Published by Simon Pulse on April 4, 2017
The one guy Bailey Rydell can’t stand is actually the boy of her dreams—she just doesn’t know it yet.
Classic movie fan Bailey “Mink” Rydell has spent months crushing on a witty film geek she only knows online as Alex. Two coasts separate the teens until Bailey moves in with her dad, who lives in the same California surfing town as her online crush.
Faced with doubts (what if he’s a creep in real life—or worse?), Bailey doesn’t tell Alex she’s moved to his hometown. Or that she’s landed a job at the local tourist-trap museum. Or that she’s being heckled daily by the irritatingly hot museum security guard, Porter Roth—a.k.a. her new archnemesis. But life is a whole lot messier than the movies, especially when Bailey discovers that tricky fine line between hate, love, and whatever it is she’s starting to feel for Porter.
And as the summer months go by, Bailey must choose whether to cling to a dreamy online fantasy in Alex or take a risk on an imperfect reality with Porter. The choice is both simpler and more complicated than she realizes, because Porter Roth is hiding a secret of his own: Porter is Alex…Approximately.
Bailey Rydell is perhaps the most cultured, educated 17 year old I’ve ever had the pleasure of reading about.
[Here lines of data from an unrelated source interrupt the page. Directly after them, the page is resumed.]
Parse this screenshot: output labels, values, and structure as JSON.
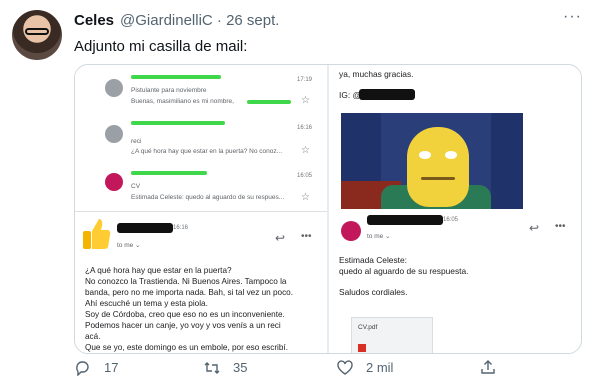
{
  "tweet": {
    "author_name": "Celes",
    "author_handle": "@GiardinelliC · 26 sept.",
    "more_label": "···",
    "text": "Adjunto mi casilla de mail:"
  },
  "left_panel": {
    "inbox": [
      {
        "time": "17:19",
        "subject": "Pistulante para noviembre",
        "snippet": "Buenas, masimiliano es mi nombre,",
        "avatar_color": "#9aa0a6"
      },
      {
        "time": "16:16",
        "subject": "reci",
        "snippet": "¿A qué hora hay que estar en la puerta? No conoz...",
        "avatar_color": "#9aa0a6"
      },
      {
        "time": "16:05",
        "subject": "CV",
        "snippet": "Estimada Celeste: quedo al aguardo de su respues...",
        "avatar_color": "#c2185b"
      }
    ],
    "open_mail": {
      "time": "16:16",
      "to": "to me ⌄",
      "body": [
        "¿A qué hora hay que estar en la puerta?",
        "No conozco la Trastienda. Ni Buenos Aires. Tampoco la",
        "banda, pero no me importa nada. Bah, si tal vez un poco.",
        "Ahí escuché un tema y esta piola.",
        "Soy de Córdoba, creo que eso no es un inconveniente.",
        "Podemos hacer un canje, yo voy y vos venís a un reci",
        "acá.",
        "Que se yo, este domingo es un embole, por eso escribí."
      ]
    }
  },
  "right_panel": {
    "top_line": "ya, muchas gracias.",
    "ig_label": "IG: @",
    "mail_time": "16:05",
    "to": "to me ⌄",
    "greeting": "Estimada Celeste:",
    "line1": "quedo al aguardo de su respuesta.",
    "closing": "Saludos cordiales.",
    "attachment": "CV.pdf"
  },
  "actions": {
    "replies": "17",
    "retweets": "35",
    "likes": "2 mil"
  },
  "colors": {
    "accent_green": "#3fd84a",
    "text_secondary": "#536471"
  }
}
She is incredibly intelligent and sassy, with an interest in being a museum curator and a dream of working with classic films. A child of a rather sloppy divorce, Bailey is taking a huge risk and moving from her mom’s (mostly useless) arms in Washington DC to her father’s beachside town in California. And that’s where our story begins.
How I’d Describe This Book to a Friend
Bailey is, like most teenagers were when I was 17 (way back in Ye Olde 2006), active on message boards – in particular, one about classic films. There, under her screen name Mink, she meets another witty teen, a guy named Alex. They exchange banter for what feels like lifetimes, but Bailey knows he lives in California – what he doesn’t know is that she’s moving there.
Our precocious Bailey has the idea to take a map of her father’s – and allegedly Alex’s – beachside paradise town, and via process of elimination figure out which store Alex must work in using context clues from hints he’s dropped over the months. Unfortunately, Bailey’s Nancy Drew-ing is cut short by her dad’s insistence that she get a summer job – luckily, he’s even gotten one for her, at a local museum called The Cave. It’s like spelunking meets the Winchester House, and I am here for it – and so is Bailey, grudgingly. The bad part? One of the security guards – Porter – is such a cocky jerk that Bailey can’t stand being around him without wanting to scratch his eyes out.
The twist? Porter is Alex. The twist: part 2? Bailey has no idea, and neither does Porter. (I’m not spoiling you because 1) it’s obvious and 2) it’s on the book flap).
So while we enjoy waiting for the two of them to figure out what we’ve known all along, we watch them slowly start to become closer and closer. I love Porter because he’s realistic – he has flaws and issues, and he fights against them just like we all do – he is not the typical perfect guy we see in YA romances. Each character in this beautiful novel can stand on their own – they have their distinct personalities, and even folks like Bailey’s dad’s girlfriend are memorable – characters that ordinarily would be glazed over by the author. This book is the perfect summer read.
The Bottom Line
What I really want to talk about is this sort of B-plot that involves Bailey having what is likely PTSD, stemming from a gun violence-related incident in her past that I won’t spoil for you. I knew I loved Bailey when I got to that part of the book, because I also have gun violence-related PTSD. When she spoke up after hearing an unexpected gunshot, I felt empathy rocket from my heart all over my body – oh, Bailey. I understand. “For the love of guns, it had been four years! How long did I have to be in “trauma” mode? Wasn’t I allowed to make some decisions for myself and enjoy life?” – I’ve been here, stood in these shoes (though it hasn’t been four years for me yet), and I understood her viewpoint so deeply that I knew I was Team Bailey Ride or Die forever from that point forward.
Jenn Bennett does not sugarcoat these things, ranging from the aforementioned PTSD to self-pleasure. Normal things a 17 year old would engage in, but for some reason YA authors never discuss. I am beyond grateful that Ms. Bennett discusses them anyway – with great aplomb, and more than once, no less.
Let’s be real: once you read the book flap you know how this book will end. And you’re not wrong. But you’re not reading it for the plot twists any more than you watch You’ve Got Mail because you think ShopGirl will realize who she’s been talking to this whole time. You’re reading it for Bailey, for Porter, for Bailey’s BFF Grace, for their families. Trust me, you might think you know how this book will go, but don’t let that stop you from falling for this story line. I promise, it’s worth it.
When I had 60 pages left, I immediately bought Ms. Bennett’s other 2 books. That alone should tell you something.
“Sometimes you have to endure painful things to realize that you’re a whole lot stronger than you think.”